Although not in current circulation, the Crown is still legal tender. After decimalisation in 1971 the Crown was officially valued at 25 pence. In the Eighties we had inflation which brought in higher denomination coins like the pound coin and the two-pound coin, so the Government decided that the crown needed to be restored to it former glory as biggest denomination coin and the crown was re-denominated to £5 in 1990.

Today the Crown is once again made in silver and gold, usually to satisfy collectors and investors. There is a little confusion with this as there are Gold Crowns which are worth £5 but there is another five-pound Gold coin from the sovereign family - see the article on Gold £5 Coin or Gold Crown?
Which Mint: The Royal Mint
The Royal Mint is the designated place for the UK to mint coins. It dates back well over 1000 years and is a Government-owned company. 
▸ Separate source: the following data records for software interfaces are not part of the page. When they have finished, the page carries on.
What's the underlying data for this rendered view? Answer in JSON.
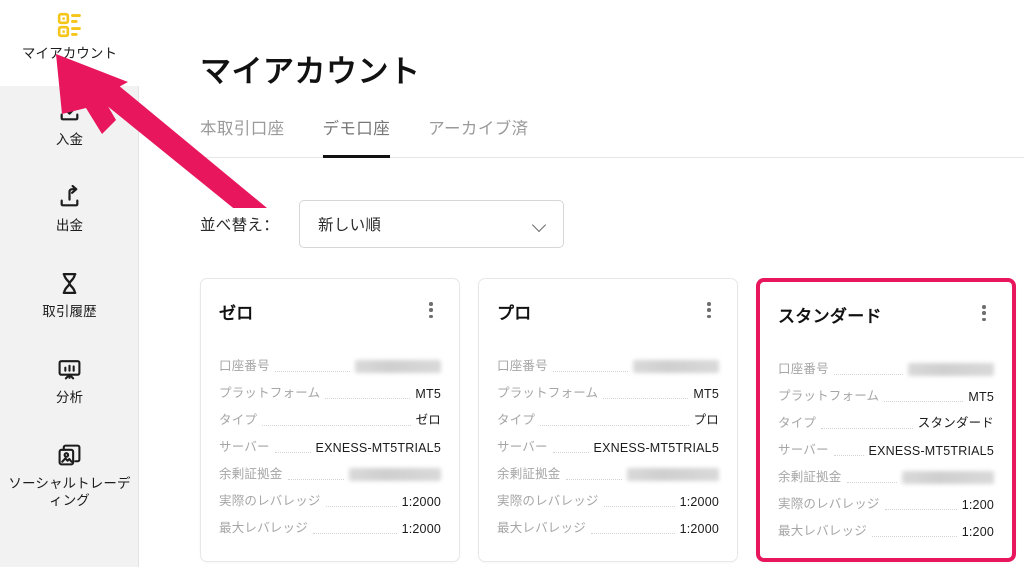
{
  "brand": {
    "accent_pink": "#e8175d",
    "accent_yellow": "#f5c518"
  },
  "sidebar": {
    "items": [
      {
        "label": "マイアカウント",
        "icon": "grid-accounts-icon",
        "active": true
      },
      {
        "label": "入金",
        "icon": "download-deposit-icon",
        "active": false
      },
      {
        "label": "出金",
        "icon": "upload-withdraw-icon",
        "active": false
      },
      {
        "label": "取引履歴",
        "icon": "hourglass-history-icon",
        "active": false
      },
      {
        "label": "分析",
        "icon": "chart-board-analytics-icon",
        "active": false
      },
      {
        "label": "ソーシャルトレーディング",
        "icon": "copy-social-trading-icon",
        "active": false
      }
    ]
  },
  "header": {
    "title": "マイアカウント"
  },
  "tabs": [
    {
      "label": "本取引口座",
      "active": false
    },
    {
      "label": "デモ口座",
      "active": true
    },
    {
      "label": "アーカイブ済",
      "active": false
    }
  ],
  "sort": {
    "label": "並べ替え：",
    "value": "新しい順",
    "chevron": "chevron-down-icon"
  },
  "field_labels": {
    "account_number": "口座番号",
    "platform": "プラットフォーム",
    "type": "タイプ",
    "server": "サーバー",
    "free_margin": "余剰証拠金",
    "actual_leverage": "実際のレバレッジ",
    "max_leverage": "最大レバレッジ"
  },
  "cards": [
    {
      "title": "ゼロ",
      "menu_icon": "kebab-menu-icon",
      "highlighted": false,
      "account_number": "",
      "account_number_masked": true,
      "platform": "MT5",
      "type": "ゼロ",
      "server": "EXNESS-MT5TRIAL5",
      "free_margin": "",
      "free_margin_masked": true,
      "actual_leverage": "1:2000",
      "max_leverage": "1:2000"
    },
    {
      "title": "プロ",
      "menu_icon": "kebab-menu-icon",
      "highlighted": false,
      "account_number": "",
      "account_number_masked": true,
      "platform": "MT5",
      "type": "プロ",
      "server": "EXNESS-MT5TRIAL5",
      "free_margin": "",
      "free_margin_masked": true,
      "actual_leverage": "1:2000",
      "max_leverage": "1:2000"
    },
    {
      "title": "スタンダード",
      "menu_icon": "kebab-menu-icon",
      "highlighted": true,
      "account_number": "",
      "account_number_masked": true,
      "platform": "MT5",
      "type": "スタンダード",
      "server": "EXNESS-MT5TRIAL5",
      "free_margin": "",
      "free_margin_masked": true,
      "actual_leverage": "1:200",
      "max_leverage": "1:200"
    }
  ],
  "annotation": {
    "arrow_color": "#e8175d",
    "arrow_points_to": "sidebar-item-my-account"
  }
}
Formed in the reign of Alfred the Great about the year 886, during the period 1279-1812 it was generally referred to as The Tower Mint as it was housed at the Tower of London. The Master of The Royal Mint has included famous figures such as Sir Isaac Newton.
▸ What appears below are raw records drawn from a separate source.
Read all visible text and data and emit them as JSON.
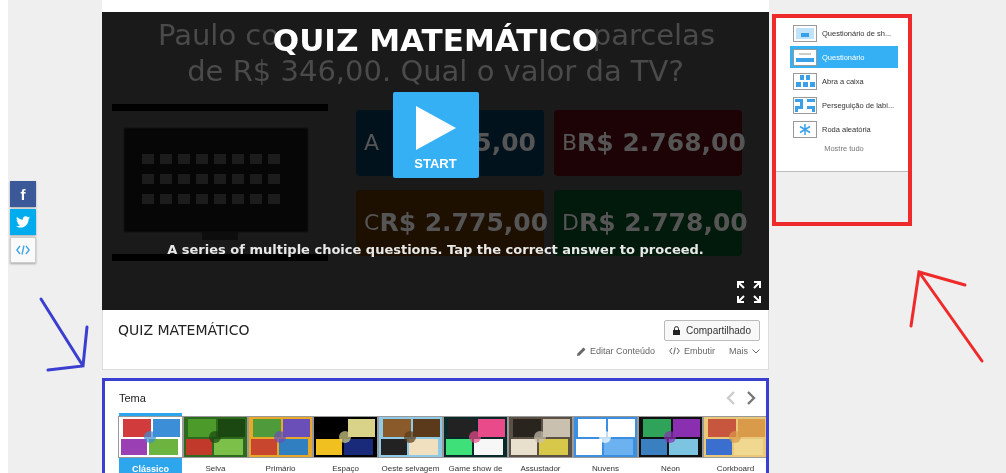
{
  "social": [
    {
      "kind": "facebook",
      "label": "f"
    },
    {
      "kind": "twitter"
    },
    {
      "kind": "embed"
    }
  ],
  "player": {
    "preview": {
      "question_line_1": [
        "Paulo co",
        "parcelas"
      ],
      "question_line_2": "de R$ 346,00. Qual o valor da TV?",
      "answers": [
        {
          "letter": "A",
          "value": "5,00",
          "color": "#02121d"
        },
        {
          "letter": "B",
          "value": "R$ 2.768,00",
          "color": "#1d0306"
        },
        {
          "letter": "C",
          "value": "R$ 2.775,00",
          "color": "#1d1000"
        },
        {
          "letter": "D",
          "value": "R$ 2.778,00",
          "color": "#021a0b"
        }
      ]
    },
    "title": "QUIZ MATEMÁTICO",
    "start_label": "START",
    "description": "A series of multiple choice questions. Tap the correct answer to proceed."
  },
  "info": {
    "title": "QUIZ MATEMÁTICO",
    "share_button": "Compartilhado",
    "actions": [
      {
        "kind": "edit",
        "label": "Editar Conteúdo"
      },
      {
        "kind": "embed",
        "label": "Embutir"
      },
      {
        "kind": "more",
        "label": "Mais"
      }
    ]
  },
  "theme": {
    "title": "Tema",
    "themes": [
      {
        "label": "Clássico",
        "selected": true
      },
      {
        "label": "Selva",
        "selected": false
      },
      {
        "label": "Primário",
        "selected": false
      },
      {
        "label": "Espaço",
        "selected": false
      },
      {
        "label": "Oeste selvagem",
        "selected": false
      },
      {
        "label": "Game show de",
        "selected": false
      },
      {
        "label": "Assustador",
        "selected": false
      },
      {
        "label": "Nuvens",
        "selected": false
      },
      {
        "label": "Néon",
        "selected": false
      },
      {
        "label": "Corkboard",
        "selected": false
      }
    ]
  },
  "templates": {
    "items": [
      {
        "label": "Questionário de sh...",
        "selected": false
      },
      {
        "label": "Questionário",
        "selected": true
      },
      {
        "label": "Abra a caixa",
        "selected": false
      },
      {
        "label": "Perseguição de labi...",
        "selected": false
      },
      {
        "label": "Roda aleatória",
        "selected": false
      }
    ],
    "show_all": "Mostre tudo"
  }
}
Since 2010 it has operated as Royal Mint Ltd, a company owned by HM Treasury, under an exclusive contract to supply all coinage for the UK although it also produces medals and coins for other countries. It is currently located at Llantrisant, Wales.
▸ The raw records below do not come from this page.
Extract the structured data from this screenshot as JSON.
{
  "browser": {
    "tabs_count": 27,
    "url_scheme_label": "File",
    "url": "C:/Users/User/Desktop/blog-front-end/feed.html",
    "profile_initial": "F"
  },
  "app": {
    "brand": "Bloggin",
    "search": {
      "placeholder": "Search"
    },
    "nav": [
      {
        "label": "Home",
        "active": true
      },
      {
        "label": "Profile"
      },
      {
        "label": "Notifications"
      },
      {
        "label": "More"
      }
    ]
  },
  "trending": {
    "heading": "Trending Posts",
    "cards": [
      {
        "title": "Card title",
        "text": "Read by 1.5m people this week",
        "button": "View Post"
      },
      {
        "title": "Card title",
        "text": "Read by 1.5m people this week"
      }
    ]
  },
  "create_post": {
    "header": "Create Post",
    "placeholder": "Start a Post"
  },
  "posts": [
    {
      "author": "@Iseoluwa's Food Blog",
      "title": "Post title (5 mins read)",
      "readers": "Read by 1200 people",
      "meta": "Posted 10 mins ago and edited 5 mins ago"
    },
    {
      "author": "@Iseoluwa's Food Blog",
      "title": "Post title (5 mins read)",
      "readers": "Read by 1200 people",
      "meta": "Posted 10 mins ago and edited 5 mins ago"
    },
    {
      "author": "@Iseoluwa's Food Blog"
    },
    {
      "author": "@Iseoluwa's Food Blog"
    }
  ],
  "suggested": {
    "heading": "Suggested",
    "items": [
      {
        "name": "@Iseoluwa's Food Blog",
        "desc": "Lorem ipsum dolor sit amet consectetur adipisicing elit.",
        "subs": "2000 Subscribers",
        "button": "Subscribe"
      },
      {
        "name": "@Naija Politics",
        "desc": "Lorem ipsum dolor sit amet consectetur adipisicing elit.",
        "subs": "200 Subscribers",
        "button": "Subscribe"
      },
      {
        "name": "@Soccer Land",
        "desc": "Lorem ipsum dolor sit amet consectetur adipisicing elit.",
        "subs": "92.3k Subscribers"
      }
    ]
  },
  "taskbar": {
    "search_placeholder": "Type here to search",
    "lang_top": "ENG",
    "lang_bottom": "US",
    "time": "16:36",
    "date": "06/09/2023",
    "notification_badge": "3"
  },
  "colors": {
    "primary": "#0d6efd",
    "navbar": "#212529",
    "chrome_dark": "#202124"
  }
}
There is also an on-line shop at The Royal Mint Shop.
Country of Origin: United Kingdom
The United Kingdom (UK) is the Union of England, Scotland, Wales and Northern Ireland. It is often refered to as Great Britain (GBR). It has a long, rich history.

The orignal coinage was Pounds, Shillings and Pence but since decimalisation on 15 February 1971, it is £1 = 100p, that is One Pound = 100 pence. The coinage of the UK is also a long history, the Royal Mint being established as long ago as 886AD when coins were hammered. Today there is perhaps 30 billion coins in circulation, and many (numismatic) collectors coins and sets are issued frequently in gold, silver and other metals.
If you don't see a coin in the list below try the Crowns page on eBay UK

List of items on:

UK On eBay UK:
1818 Half Crown - GEORGE III 2nd Portrait
1818 Half Crown - GEORGE III 2nd Portrait
£ 22.80
1818 LVIII GEORGE III SILVER CROWN IN NEAR EXTREMELY FINE CONDITION.
1818 LVIII GEORGE III SILVER CROWN IN NEAR EXTREMELY FINE CONDITION.
£ 460.00
Restrike George III 1818 Garter Crown
Restrike George III 1818 Garter Crown
£ 3.79
1818 retro George III Crown. Souvenir Gap Filler. Same size as original.
1818 retro George III Crown. Souvenir Gap Filler. Same size as original.
£ 5.75
1818 CROWN GEORGE III
1818 CROWN GEORGE III
£ 45.00
1818 CROWN. LIX. GEORGE III BRITISH SILVER CROWN. CHOICE
1818 CROWN. LIX. GEORGE III BRITISH SILVER CROWN. CHOICE
£ 1,350.00
1818 . GEORGE III CROWN, BRITISH SILVER COIN.
1818 . GEORGE III CROWN, BRITISH SILVER COIN.
£ 585.00
1818 Great Britain England George III Crown Coin. NGC Uncirculated Detail UNC MS
1818 Great Britain England George III Crown Coin. NGC Uncirculated Detail UNC MS
£ 753.38

List of items on: